TRY IT -> The records below should be set down in full, please, without any change.
##### INFORMATION GIVEN
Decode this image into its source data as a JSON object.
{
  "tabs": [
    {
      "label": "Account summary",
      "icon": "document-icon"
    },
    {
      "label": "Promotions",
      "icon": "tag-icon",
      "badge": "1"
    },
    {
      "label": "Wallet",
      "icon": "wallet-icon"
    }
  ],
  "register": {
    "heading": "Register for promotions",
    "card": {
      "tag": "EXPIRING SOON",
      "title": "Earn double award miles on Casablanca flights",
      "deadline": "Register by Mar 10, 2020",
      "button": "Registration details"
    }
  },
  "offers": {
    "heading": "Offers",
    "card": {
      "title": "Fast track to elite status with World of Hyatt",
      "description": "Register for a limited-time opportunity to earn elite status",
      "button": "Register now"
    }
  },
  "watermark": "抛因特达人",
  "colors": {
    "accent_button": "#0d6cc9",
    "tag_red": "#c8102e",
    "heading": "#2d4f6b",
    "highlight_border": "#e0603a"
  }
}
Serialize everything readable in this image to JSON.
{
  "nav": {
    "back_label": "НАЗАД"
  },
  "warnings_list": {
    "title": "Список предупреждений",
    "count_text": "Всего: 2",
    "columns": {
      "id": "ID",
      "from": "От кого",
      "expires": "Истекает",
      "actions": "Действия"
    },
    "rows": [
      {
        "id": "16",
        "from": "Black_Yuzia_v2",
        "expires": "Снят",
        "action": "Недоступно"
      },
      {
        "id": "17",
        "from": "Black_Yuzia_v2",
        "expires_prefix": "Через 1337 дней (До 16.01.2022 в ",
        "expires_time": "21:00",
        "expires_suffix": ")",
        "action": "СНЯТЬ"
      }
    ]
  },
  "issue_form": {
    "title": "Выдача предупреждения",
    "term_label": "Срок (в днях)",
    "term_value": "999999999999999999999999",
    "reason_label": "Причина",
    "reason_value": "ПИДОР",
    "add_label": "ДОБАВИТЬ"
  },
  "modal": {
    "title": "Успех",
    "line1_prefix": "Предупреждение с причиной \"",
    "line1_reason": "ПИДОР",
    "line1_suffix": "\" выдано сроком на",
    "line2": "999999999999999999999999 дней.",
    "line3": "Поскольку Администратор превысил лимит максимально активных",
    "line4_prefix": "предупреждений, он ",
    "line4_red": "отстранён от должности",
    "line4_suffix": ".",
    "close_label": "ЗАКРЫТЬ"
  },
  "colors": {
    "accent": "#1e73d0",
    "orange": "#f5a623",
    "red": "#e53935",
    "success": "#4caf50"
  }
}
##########
RESPONSE FOR THIS EXERCISE ->
Decode this image into its source data as a JSON object.
{
  "tabs": [
    {
      "label": "Account summary",
      "icon": "document-icon"
    },
    {
      "label": "Promotions",
      "icon": "tag-icon",
      "badge": "1"
    },
    {
      "label": "Wallet",
      "icon": "wallet-icon"
    }
  ],
  "register": {
    "heading": "Register for promotions",
    "card": {
      "tag": "EXPIRING SOON",
      "title": "Earn double award miles on Casablanca flights",
      "deadline": "Register by Mar 10, 2020",
      "button": "Registration details"
    }
  },
  "offers": {
    "heading": "Offers",
    "card": {
      "title": "Fast track to elite status with World of Hyatt",
      "description": "Register for a limited-time opportunity to earn elite status",
      "button": "Register now"
    }
  },
  "watermark": "抛因特达人",
  "colors": {
    "accent_button": "#0d6cc9",
    "tag_red": "#c8102e",
    "heading": "#2d4f6b",
    "highlight_border": "#e0603a"
  }
}
Serialize everything readable in this image to JSON.
{
  "nav": {
    "back_label": "НАЗАД"
  },
  "warnings_list": {
    "title": "Список предупреждений",
    "count_text": "Всего: 2",
    "columns": {
      "id": "ID",
      "from": "От кого",
      "expires": "Истекает",
      "actions": "Действия"
    },
    "rows": [
      {
        "id": "16",
        "from": "Black_Yuzia_v2",
        "expires": "Снят",
        "action": "Недоступно"
      },
      {
        "id": "17",
        "from": "Black_Yuzia_v2",
        "expires_prefix": "Через 1337 дней (До 16.01.2022 в ",
        "expires_time": "21:00",
        "expires_suffix": ")",
        "action": "СНЯТЬ"
      }
    ]
  },
  "issue_form": {
    "title": "Выдача предупреждения",
    "term_label": "Срок (в днях)",
    "term_value": "999999999999999999999999",
    "reason_label": "Причина",
    "reason_value": "ПИДОР",
    "add_label": "ДОБАВИТЬ"
  },
  "modal": {
    "title": "Успех",
    "line1_prefix": "Предупреждение с причиной \"",
    "line1_reason": "ПИДОР",
    "line1_suffix": "\" выдано сроком на",
    "line2": "999999999999999999999999 дней.",
    "line3": "Поскольку Администратор превысил лимит максимально активных",
    "line4_prefix": "предупреждений, он ",
    "line4_red": "отстранён от должности",
    "line4_suffix": ".",
    "close_label": "ЗАКРЫТЬ"
  },
  "colors": {
    "accent": "#1e73d0",
    "orange": "#f5a623",
    "red": "#e53935",
    "success": "#4caf50"
  }
}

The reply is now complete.